If you don’t want your menu for the next week to feel like a Thanksgiving rerun, then get a little creative with your leftovers! If you need a little help, Monique Dorsey, registered dietitian with UT Physicians, offers a few simple and yummy ideas to try!
“Sandwiches don’t have to be boring,” Dorsey said. “I personally love a good Thanksgiving sandwich, and I like it to taste like it came from a deli.”
To make a sandwich to gobble up, start with the base ingredients. Slice turkey into thin slices and place them on whole-grain bread. For those conscious of carbohydrates, replace the bread with a lettuce leaf or a kale leaf for added nutrients.
Then add the toppings to the protein. This includes stuffing, cranberry sauce, and spinach. Top it off with spicy or Dijon mustard for extra low-fat flavor.
The end result is a vibrant, appetizing sandwich.
“I always try to include bright and vibrant fruits or vegetables to my meals, including sandwiches. Those rich colors indicate phytonutrients and have protective benefits to our health,” Dorsey said. “Best of all, it’s delicious.”
“Soups are a great way to use your Thanksgiving leftovers, especially if it gets cool outside,” Dorsey said.
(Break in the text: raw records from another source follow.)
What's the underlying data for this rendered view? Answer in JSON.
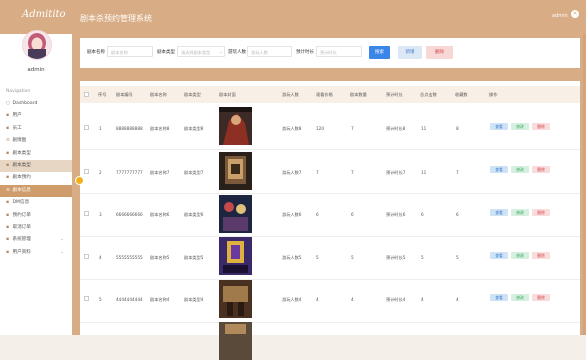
{
  "header": {
    "logo": "Admitito",
    "title": "剧本杀预约管理系统",
    "user": "admin",
    "close_glyph": "×"
  },
  "sidebar": {
    "username": "admin",
    "nav_caption": "Navigation",
    "items": [
      {
        "icon": "○",
        "label": "Dashboard"
      },
      {
        "icon": "▪",
        "label": "用户"
      },
      {
        "icon": "▪",
        "label": "员工"
      },
      {
        "icon": "≡",
        "label": "剧情图"
      },
      {
        "icon": "▪",
        "label": "剧本类型"
      },
      {
        "icon": "▪",
        "label": "剧本类型"
      },
      {
        "icon": "▪",
        "label": "剧本预约"
      },
      {
        "icon": "≡",
        "label": "剧本信息"
      },
      {
        "icon": "▪",
        "label": "DM信息"
      },
      {
        "icon": "▪",
        "label": "预约订单"
      },
      {
        "icon": "▪",
        "label": "取消订单"
      },
      {
        "icon": "▪",
        "label": "系统管理",
        "arrow": "⌄"
      },
      {
        "icon": "▪",
        "label": "用户资料",
        "arrow": "⌄"
      }
    ]
  },
  "search": {
    "name_label": "剧本名称",
    "name_placeholder": "剧本名称",
    "type_label": "剧本类型",
    "type_placeholder": "请选择剧本类型",
    "players_label": "游玩人数",
    "players_placeholder": "游玩人数",
    "time_label": "预计时长",
    "time_placeholder": "预计时长",
    "search_btn": "搜索",
    "add_btn": "新增",
    "delete_btn": "删除"
  },
  "table": {
    "headers": [
      "序号",
      "剧本编号",
      "剧本名称",
      "剧本类型",
      "剧本封面",
      "游玩人数",
      "观看价格",
      "剧本数量",
      "预计时长",
      "总点击数",
      "收藏数",
      "操作"
    ],
    "rows": [
      {
        "idx": "1",
        "code": "8888888888",
        "name": "剧本名称8",
        "type": "剧本类型8",
        "players": "游玩人数8",
        "price": "120",
        "count": "7",
        "duration": "预计时长8",
        "clicks": "11",
        "fav": "8"
      },
      {
        "idx": "2",
        "code": "7777777777",
        "name": "剧本名称7",
        "type": "剧本类型7",
        "players": "游玩人数7",
        "price": "7",
        "count": "7",
        "duration": "预计时长7",
        "clicks": "11",
        "fav": "7"
      },
      {
        "idx": "3",
        "code": "6666666666",
        "name": "剧本名称6",
        "type": "剧本类型6",
        "players": "游玩人数6",
        "price": "6",
        "count": "6",
        "duration": "预计时长6",
        "clicks": "6",
        "fav": "6"
      },
      {
        "idx": "4",
        "code": "5555555555",
        "name": "剧本名称5",
        "type": "剧本类型5",
        "players": "游玩人数5",
        "price": "5",
        "count": "5",
        "duration": "预计时长5",
        "clicks": "5",
        "fav": "5"
      },
      {
        "idx": "5",
        "code": "4444444444",
        "name": "剧本名称4",
        "type": "剧本类型4",
        "players": "游玩人数4",
        "price": "4",
        "count": "4",
        "duration": "预计时长4",
        "clicks": "4",
        "fav": "4"
      }
    ],
    "actions": {
      "view": "查看",
      "edit": "修改",
      "delete": "删除"
    }
  },
  "colors": {
    "accent": "#d8ac84",
    "search": "#3a86e8",
    "add": "#dde8f6",
    "delete": "#f8d7d7"
  }
}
To make a soup that will get everyone sipping, start with homemade vegetable broth.
“I love the homemade vegetable broth and soups. You can use scraps from the vegetables you use for Thanksgiving dinner and make another meal with them,” she said. “It’s a really cool way to use up everything and be efficient in the kitchen.”
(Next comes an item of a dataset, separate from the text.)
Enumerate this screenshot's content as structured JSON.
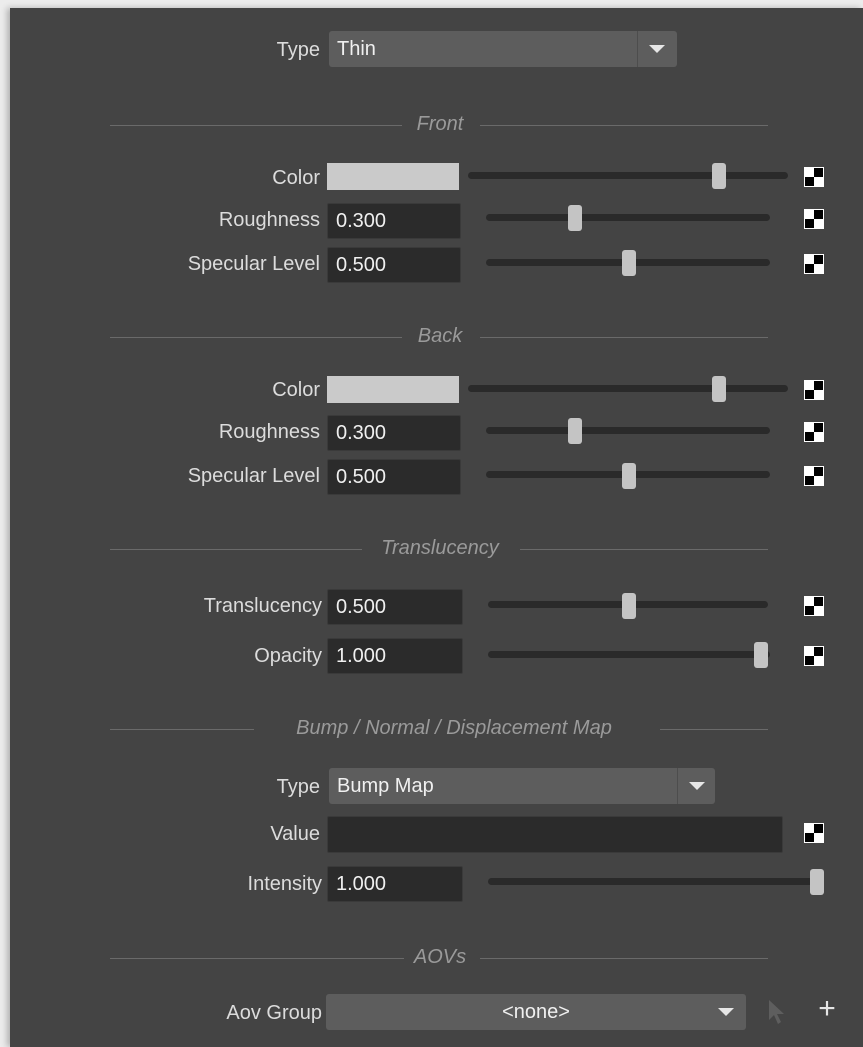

Take the ends of carrots and celery, the peels from onion and potatoes, and other vegetable parts that will otherwise get thrown away and store them for broth.
When ready, place all vegetable scraps into a pot and boil them for 15 to 20 minutes. Once the aroma fills the house, remove it from the heat and then strain the vegetables from the broth.
Then use the broth base for a turkey and rice soup. Throw in shredded or small-cut pieces of turkey and a half-cup of wild rice. Drop any leftover carrots and celery in the pot for depth. Cook the soup on high heat for about 30 minutes, making sure the rice is completely cooked.
If there is an abundance of leftover squash, use it to make squash soup instead. Boil the squash for about 15 minutes or until soft. Then place the squash and any leftover carrots or potatoes in the blender. Add a cup of milk or a few spoonfuls of Greek yogurt for a creamy texture.
Once blended, add the vegetable mixture to the broth and cook the soup on high for about a half-hour.
Splendid sweet potatoes
“If a baked potato can be stuffed, so can a sweet potato. They’re naturally sweet and vitamin-rich, and they go great with nearly anything you put inside them,” Dorsey said.
To make a quick dish to be thankful for, stuff sweet potatoes with turkey or ham protein. Then add any leftover green beans, caramelized onions, diced red bell pepper, and cilantro. Sprinkle cinnamon for sweetness, cayenne pepper for spiciness, or lime for zest. For creaminess, dollop a little Greek yogurt.